- Australia has new Credit Laws and National Consumer Credit Code and the Australian Securities and Investments Commission (ASIC) is now the national credit regulator.
More information on these changes
Where to lodge credit complaints
A national credit reform package came into force on 1 July 2010 replacing State-and Territory-based credit laws that had been in place since 1992.
The National Consumer Credit Code improves consumer protection and fosters more prudent lending conduct by introducing:
- Responsible lending conduct requirements to ensure consumers are not lured into credit contracts they cannot afford to repay;
- Extended hardship criteria, boosting the availability of relief to loans of up to $500,000;
- Provisions to stop predatory lenders from exploitative practices such as using household items as security for cash loans; and
- A single national licensing regime and consistent requirements across Australia for lenders and brokers.
A credit provider is any business that provides finance to purchase goods, services or land, or to lease goods.
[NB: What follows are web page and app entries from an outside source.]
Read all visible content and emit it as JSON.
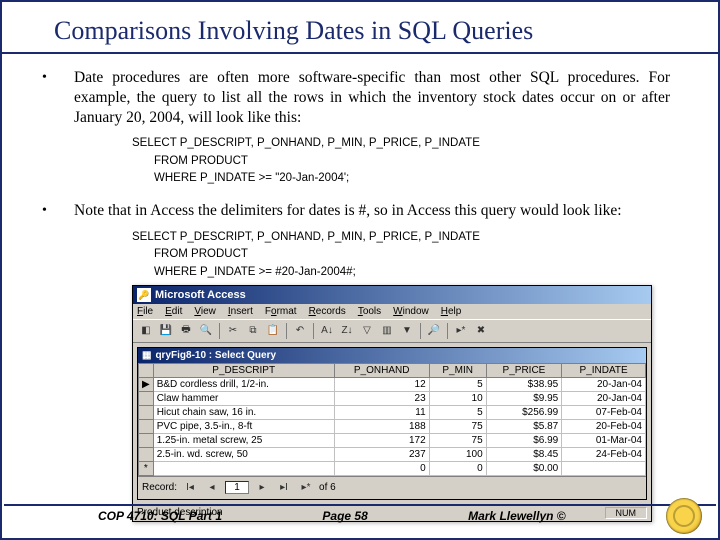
{
  "title": "Comparisons Involving Dates in SQL Queries",
  "bullets": [
    {
      "text": "Date procedures are often more software-specific than most other SQL procedures. For example, the query to list all the rows in which the inventory stock dates occur on or after January 20, 2004, will look like this:"
    },
    {
      "text": "Note that in Access the delimiters for dates is #, so in Access this query would look like:"
    }
  ],
  "code1": {
    "l1": "SELECT  P_DESCRIPT, P_ONHAND, P_MIN, P_PRICE, P_INDATE",
    "l2": "FROM PRODUCT",
    "l3": "WHERE P_INDATE >= \"20-Jan-2004';"
  },
  "code2": {
    "l1": "SELECT  P_DESCRIPT, P_ONHAND, P_MIN, P_PRICE, P_INDATE",
    "l2": "FROM PRODUCT",
    "l3": "WHERE P_INDATE >= #20-Jan-2004#;"
  },
  "access": {
    "app_title": "Microsoft Access",
    "menus": [
      "File",
      "Edit",
      "View",
      "Insert",
      "Format",
      "Records",
      "Tools",
      "Window",
      "Help"
    ],
    "menu_underline": [
      0,
      0,
      0,
      0,
      1,
      0,
      0,
      0,
      0
    ],
    "inner_title": "qryFig8-10 : Select Query",
    "columns": [
      "P_DESCRIPT",
      "P_ONHAND",
      "P_MIN",
      "P_PRICE",
      "P_INDATE"
    ],
    "rows": [
      {
        "sel": "▶",
        "d": "B&D cordless drill, 1/2-in.",
        "on": "12",
        "min": "5",
        "price": "$38.95",
        "date": "20-Jan-04"
      },
      {
        "sel": "",
        "d": "Claw hammer",
        "on": "23",
        "min": "10",
        "price": "$9.95",
        "date": "20-Jan-04"
      },
      {
        "sel": "",
        "d": "Hicut chain saw, 16 in.",
        "on": "11",
        "min": "5",
        "price": "$256.99",
        "date": "07-Feb-04"
      },
      {
        "sel": "",
        "d": "PVC pipe, 3.5-in., 8-ft",
        "on": "188",
        "min": "75",
        "price": "$5.87",
        "date": "20-Feb-04"
      },
      {
        "sel": "",
        "d": "1.25-in. metal screw, 25",
        "on": "172",
        "min": "75",
        "price": "$6.99",
        "date": "01-Mar-04"
      },
      {
        "sel": "",
        "d": "2.5-in. wd. screw, 50",
        "on": "237",
        "min": "100",
        "price": "$8.45",
        "date": "24-Feb-04"
      },
      {
        "sel": "*",
        "d": "",
        "on": "0",
        "min": "0",
        "price": "$0.00",
        "date": ""
      }
    ],
    "record_label": "Record:",
    "record_pos": "1",
    "record_of": "of 6",
    "status_left": "Product description",
    "status_right": "NUM"
  },
  "footer": {
    "left": "COP 4710: SQL Part 1",
    "center": "Page 58",
    "right": "Mark Llewellyn ©"
  }
}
If you buy a good, a service or land now and pay a charge for it later then you are being provided with credit.
If you pay a business for credit and use it mainly for personal, household or domestic purposes, you are covered by the National Consumer Credit Code.
Amongst other things, this means that banks, building societies, credit unions, finance companies and businesses must tell you what your rights and obligations are in any credit arrangement.
They are required by law to truthfully disclose all relevant information about your credit arrangement in a written contract. This includes interest rates, fees, commissions and other information which in the past was hidden.
Where you can lodge complaints:
The Financial Ombudsman Service (FOS) and the Credit Ombudsman Service Limited (COSL) and the Superannuation Complaints Tribunal (SCT) can each handle complaints about credit and finance providers, depending on the type of complaint. The scheme you need to contact for dispute resolution assistance will be the one your credit or finance provider has joined. Ask your provider or ring to ask the schemes.
If you're not sure which of these bodies to contact, you can ring or email ASIC's Infoline for advice:
Infoline: 1300 300 630 (local call rate)